Workers with the St John's Ambulance service have share their stories battling coronavirus on the frontlines of the pandemic at Chertsey Hospitals.

Ambulance workers from the non-profit charity joined NHS health professionals at the Ashford and St Peters' Hospitals in Chertsey last month at the height of the pandemic.

Since the outbreak of the virus in the UK, the national health and first aid charity has supported the NHS by providing ambulance crews, plus highly-trained volunteers to work in hospitals up and down the country.

St John's say they have delivered over 100,000 hours of service to communities in the area since the beginning of April.

The charity are now working in partnership with Ashford St. Peter’s NHS Trust in Chertsey, providing volunteers to support clinical teams in the emergency department and wards at St. Peter’s.

St John Ambulance’s medical director, Dr Lynn Thomas, said: “In hospital emergency departments and associated wards, we’re sending in our experienced first aiders to work under the supervision of nursing staff.

“Their role will be similar to that performed by healthcare assistants in a hospital setting, including routine work such as assisting patients with eating and drinking, patient hygiene, taking and noting observations, and general care and cleaning.”

Matthew Barker, deputy chief nurse at St Peters' who helped bring in the St John's volunteers, expressed his thanks for their efforts:

"I am really grateful for the time people have given and impressed by the willingness to work all shifts over the 24-hour period," he said.

St John Ambulance volunteer Michael Penn also shared his thoughts about the remarkable team effort: "Already, I feel our volunteers are having an incredibly positive impact, both for NHS staff and patients.

"Whether it’s taking observations, fetching a patient a drink, or simply sitting down to keep someone company as they receive treatment, our volunteers are playing a vital role in supporting the NHS during extraordinary circumstances.

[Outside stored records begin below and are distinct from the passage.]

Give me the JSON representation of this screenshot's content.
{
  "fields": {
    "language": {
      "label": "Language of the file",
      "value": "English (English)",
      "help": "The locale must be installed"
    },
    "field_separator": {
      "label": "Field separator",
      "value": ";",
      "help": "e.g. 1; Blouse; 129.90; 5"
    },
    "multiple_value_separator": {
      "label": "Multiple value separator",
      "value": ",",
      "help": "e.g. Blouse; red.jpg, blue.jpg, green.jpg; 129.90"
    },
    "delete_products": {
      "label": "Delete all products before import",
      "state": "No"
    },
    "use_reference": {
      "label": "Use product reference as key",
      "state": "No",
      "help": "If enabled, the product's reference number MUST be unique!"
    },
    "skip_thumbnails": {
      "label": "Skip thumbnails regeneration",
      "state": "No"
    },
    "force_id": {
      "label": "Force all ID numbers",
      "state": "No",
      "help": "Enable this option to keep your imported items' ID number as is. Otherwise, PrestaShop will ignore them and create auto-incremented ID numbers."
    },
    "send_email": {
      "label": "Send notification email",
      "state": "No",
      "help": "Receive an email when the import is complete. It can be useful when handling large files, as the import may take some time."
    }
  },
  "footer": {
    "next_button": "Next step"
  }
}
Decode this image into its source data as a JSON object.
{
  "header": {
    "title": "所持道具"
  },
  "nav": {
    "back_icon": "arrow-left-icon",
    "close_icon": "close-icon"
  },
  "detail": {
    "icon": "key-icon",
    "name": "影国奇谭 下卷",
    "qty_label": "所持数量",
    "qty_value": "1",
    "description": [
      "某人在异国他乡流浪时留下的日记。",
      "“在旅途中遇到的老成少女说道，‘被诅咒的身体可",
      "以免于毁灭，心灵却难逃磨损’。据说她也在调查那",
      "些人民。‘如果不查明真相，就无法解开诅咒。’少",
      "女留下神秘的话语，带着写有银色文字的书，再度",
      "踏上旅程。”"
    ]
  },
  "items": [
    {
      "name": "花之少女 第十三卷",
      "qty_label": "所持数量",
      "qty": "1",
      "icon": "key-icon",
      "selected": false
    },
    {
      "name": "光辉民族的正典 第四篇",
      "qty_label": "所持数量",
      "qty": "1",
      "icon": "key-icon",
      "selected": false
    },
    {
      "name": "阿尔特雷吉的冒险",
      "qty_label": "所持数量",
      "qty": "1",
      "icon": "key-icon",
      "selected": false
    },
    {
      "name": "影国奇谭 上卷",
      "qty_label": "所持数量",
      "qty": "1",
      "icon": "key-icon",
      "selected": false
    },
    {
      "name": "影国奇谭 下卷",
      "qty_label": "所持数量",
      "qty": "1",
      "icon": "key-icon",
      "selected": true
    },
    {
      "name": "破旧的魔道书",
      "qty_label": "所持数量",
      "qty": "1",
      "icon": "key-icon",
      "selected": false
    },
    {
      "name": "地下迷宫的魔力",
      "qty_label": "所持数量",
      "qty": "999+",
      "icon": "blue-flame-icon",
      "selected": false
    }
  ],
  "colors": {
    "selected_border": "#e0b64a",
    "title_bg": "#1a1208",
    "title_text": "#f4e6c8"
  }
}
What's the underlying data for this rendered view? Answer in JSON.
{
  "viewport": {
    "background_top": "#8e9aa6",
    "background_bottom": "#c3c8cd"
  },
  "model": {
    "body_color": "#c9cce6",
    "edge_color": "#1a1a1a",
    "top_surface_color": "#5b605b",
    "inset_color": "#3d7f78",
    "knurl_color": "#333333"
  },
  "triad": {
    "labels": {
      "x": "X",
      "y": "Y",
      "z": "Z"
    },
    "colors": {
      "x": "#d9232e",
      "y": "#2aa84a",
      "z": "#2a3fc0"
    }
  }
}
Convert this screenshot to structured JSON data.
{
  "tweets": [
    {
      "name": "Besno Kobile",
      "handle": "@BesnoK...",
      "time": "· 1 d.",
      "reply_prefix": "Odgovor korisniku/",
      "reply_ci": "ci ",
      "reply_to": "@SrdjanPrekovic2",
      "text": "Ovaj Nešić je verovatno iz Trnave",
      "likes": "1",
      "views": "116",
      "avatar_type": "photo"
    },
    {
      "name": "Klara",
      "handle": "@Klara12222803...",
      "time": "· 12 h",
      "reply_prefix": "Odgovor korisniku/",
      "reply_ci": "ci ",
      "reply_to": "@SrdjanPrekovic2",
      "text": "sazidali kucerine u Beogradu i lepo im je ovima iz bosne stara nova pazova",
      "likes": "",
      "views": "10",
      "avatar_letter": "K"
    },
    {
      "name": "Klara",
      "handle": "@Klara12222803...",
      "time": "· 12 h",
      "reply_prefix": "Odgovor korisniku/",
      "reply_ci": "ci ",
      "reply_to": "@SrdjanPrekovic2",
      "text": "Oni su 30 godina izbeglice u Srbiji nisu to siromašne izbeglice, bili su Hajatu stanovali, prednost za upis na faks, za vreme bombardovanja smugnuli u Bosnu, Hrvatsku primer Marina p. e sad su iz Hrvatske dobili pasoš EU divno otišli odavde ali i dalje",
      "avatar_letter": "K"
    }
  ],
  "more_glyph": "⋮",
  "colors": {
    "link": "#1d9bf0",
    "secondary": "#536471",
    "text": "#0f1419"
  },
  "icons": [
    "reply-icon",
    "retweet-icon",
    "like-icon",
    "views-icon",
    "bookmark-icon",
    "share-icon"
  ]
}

"The clinical skills, resilience and compassion of St John volunteers really matter in an emergency like this," he said.